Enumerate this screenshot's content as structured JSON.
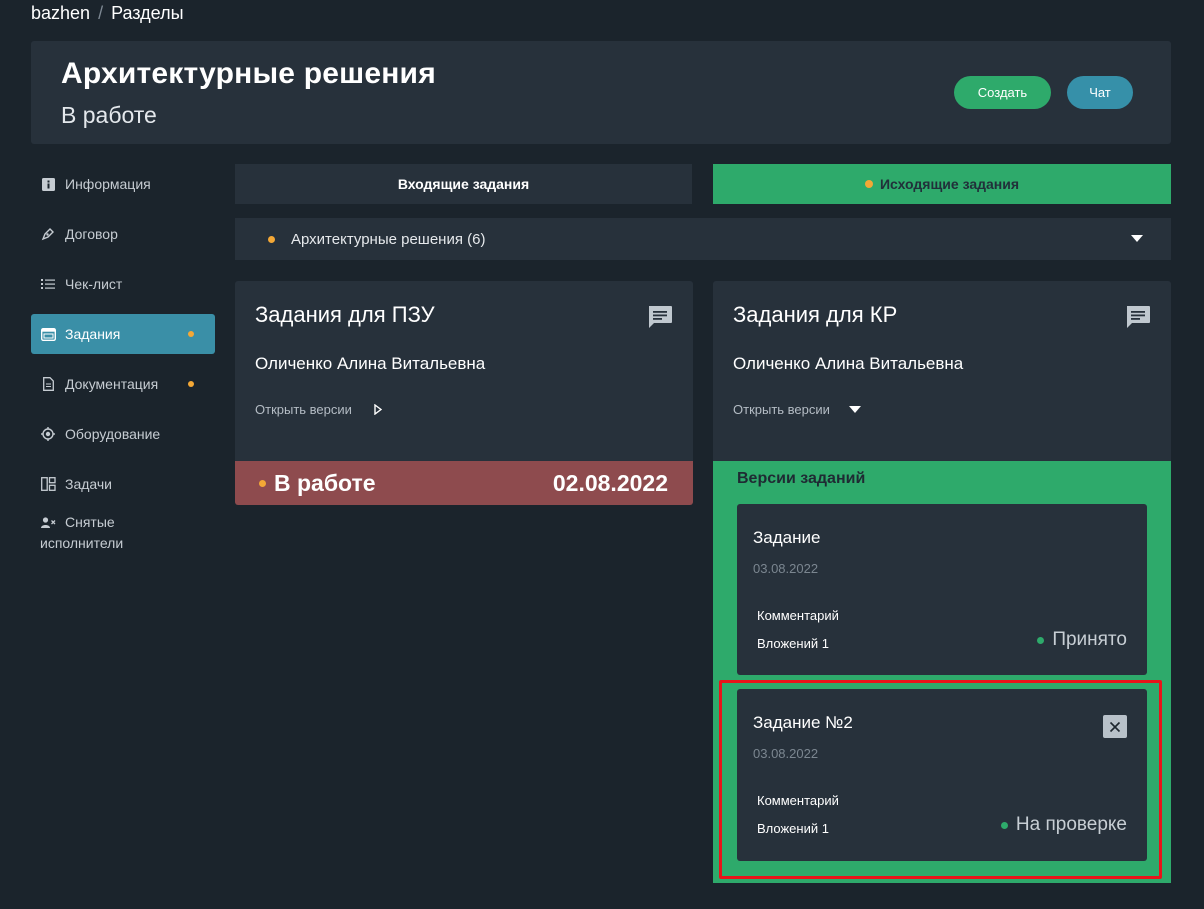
{
  "breadcrumb": {
    "root": "bazhen",
    "separator": "/",
    "current": "Разделы"
  },
  "header": {
    "title": "Архитектурные решения",
    "status": "В работе",
    "create_label": "Создать",
    "chat_label": "Чат"
  },
  "sidebar": {
    "items": [
      {
        "label": "Информация",
        "icon": "info-icon"
      },
      {
        "label": "Договор",
        "icon": "pen-icon"
      },
      {
        "label": "Чек-лист",
        "icon": "checklist-icon"
      },
      {
        "label": "Задания",
        "icon": "window-icon",
        "active": true,
        "has_dot": true
      },
      {
        "label": "Документация",
        "icon": "document-icon",
        "has_dot": true
      },
      {
        "label": "Оборудование",
        "icon": "chip-icon"
      },
      {
        "label": "Задачи",
        "icon": "board-icon"
      },
      {
        "label_line1": "Снятые",
        "label_line2": "исполнители",
        "icon": "user-remove-icon"
      }
    ]
  },
  "tabs": {
    "incoming": "Входящие задания",
    "outgoing": "Исходящие задания"
  },
  "section_select": {
    "value": "Архитектурные решения (6)"
  },
  "cards": [
    {
      "title": "Задания для ПЗУ",
      "person": "Оличенко Алина Витальевна",
      "open_versions": "Открыть версии",
      "status": "В работе",
      "date": "02.08.2022"
    },
    {
      "title": "Задания для КР",
      "person": "Оличенко Алина Витальевна",
      "open_versions": "Открыть версии"
    }
  ],
  "versions": {
    "title": "Версии заданий",
    "items": [
      {
        "name": "Задание",
        "date": "03.08.2022",
        "comment": "Комментарий",
        "attachments": "Вложений 1",
        "status": "Принято"
      },
      {
        "name": "Задание №2",
        "date": "03.08.2022",
        "comment": "Комментарий",
        "attachments": "Вложений 1",
        "status": "На проверке"
      }
    ]
  },
  "colors": {
    "accent_green": "#2eaa6b",
    "accent_blue": "#3a8fa7",
    "status_red": "#8e4b4e",
    "dot_orange": "#f4a836",
    "highlight_red": "#e8141a"
  }
}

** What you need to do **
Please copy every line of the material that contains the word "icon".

** Task response **
        "icon": "info-icon"
        "icon": "pen-icon"
        "icon": "checklist-icon"
        "icon": "window-icon",
        "icon": "document-icon",
        "icon": "chip-icon"
        "icon": "board-icon"
        "icon": "user-remove-icon"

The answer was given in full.